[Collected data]
-------

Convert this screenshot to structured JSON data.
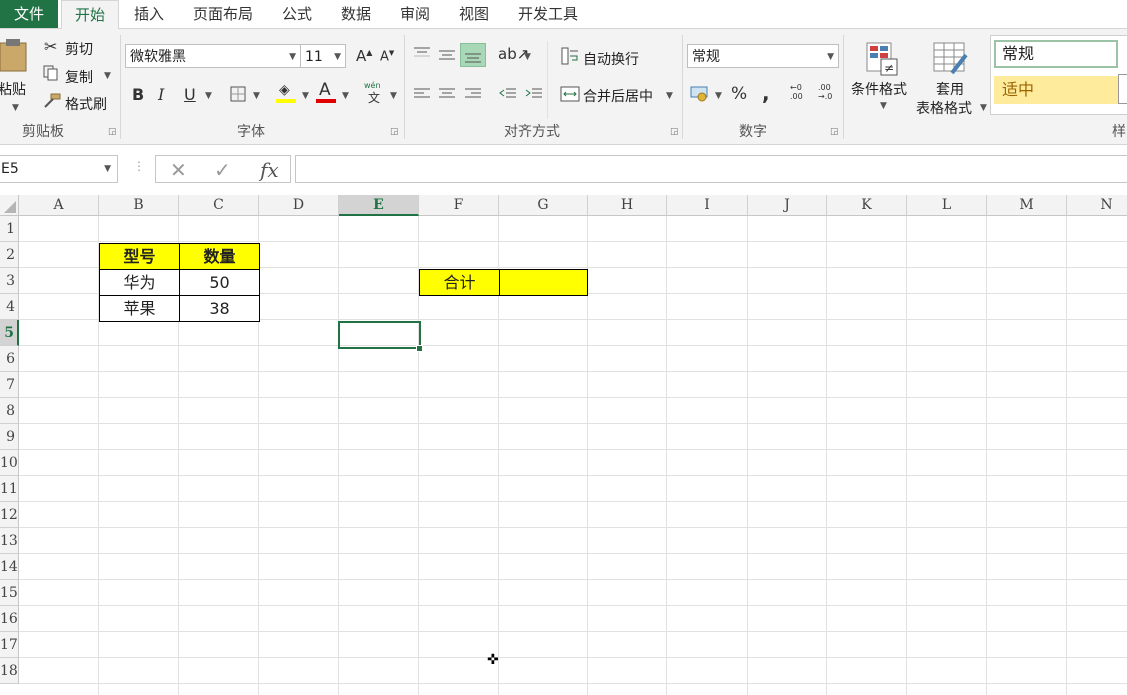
{
  "tabs": [
    "文件",
    "开始",
    "插入",
    "页面布局",
    "公式",
    "数据",
    "审阅",
    "视图",
    "开发工具"
  ],
  "clipboard": {
    "paste": "粘贴",
    "cut": "剪切",
    "copy": "复制",
    "format_painter": "格式刷",
    "group": "剪贴板"
  },
  "font": {
    "name": "微软雅黑",
    "size": "11",
    "bold": "B",
    "italic": "I",
    "underline": "U",
    "color_letter": "A",
    "phonetic": "wén",
    "group": "字体"
  },
  "alignment": {
    "wrap": "自动换行",
    "merge": "合并后居中",
    "group": "对齐方式"
  },
  "number": {
    "format": "常规",
    "percent": "%",
    "comma": ",",
    "group": "数字"
  },
  "styles": {
    "conditional": "条件格式",
    "table_line1": "套用",
    "table_line2": "表格格式",
    "normal": "常规",
    "neutral": "适中",
    "group": "样"
  },
  "formula_bar": {
    "name_box": "E5",
    "value": ""
  },
  "columns": [
    "A",
    "B",
    "C",
    "D",
    "E",
    "F",
    "G",
    "H",
    "I",
    "J",
    "K",
    "L",
    "M",
    "N"
  ],
  "rows": [
    "1",
    "2",
    "3",
    "4",
    "5",
    "6",
    "7",
    "8",
    "9",
    "10",
    "11",
    "12",
    "13",
    "14",
    "15",
    "16",
    "17",
    "18"
  ],
  "selected_cell": "E5",
  "table": {
    "header": [
      "型号",
      "数量"
    ],
    "rows": [
      [
        "华为",
        "50"
      ],
      [
        "苹果",
        "38"
      ]
    ]
  },
  "summary": {
    "label": "合计",
    "value": ""
  },
  "colors": {
    "accent": "#217346",
    "highlight": "#ffff00"
  }
}
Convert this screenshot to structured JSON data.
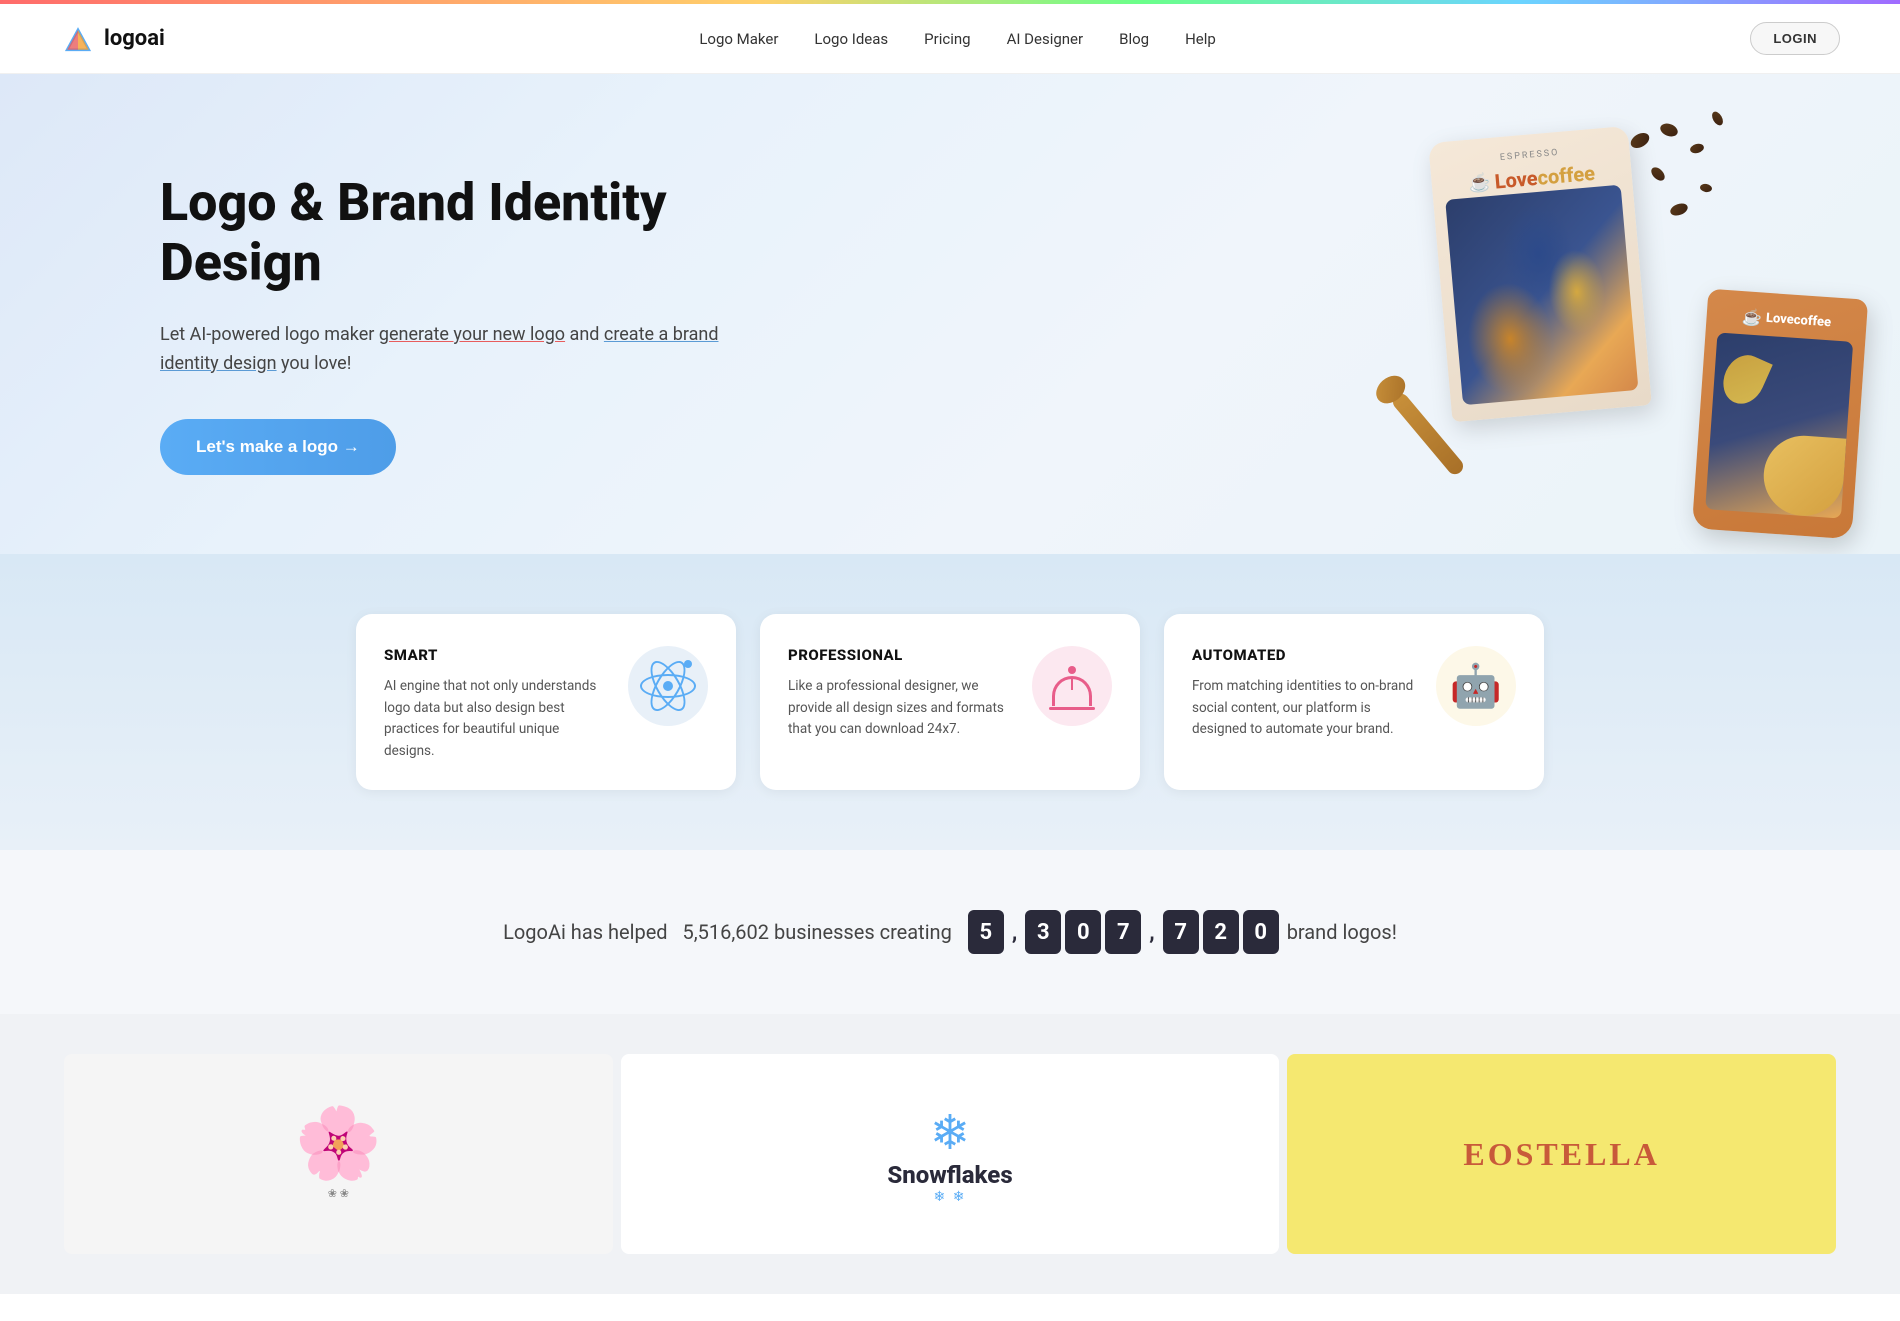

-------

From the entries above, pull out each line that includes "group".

    "group": "剪贴板"
    "group": "字体"
    "group": "对齐方式"
    "group": "数字"
    "group": "样"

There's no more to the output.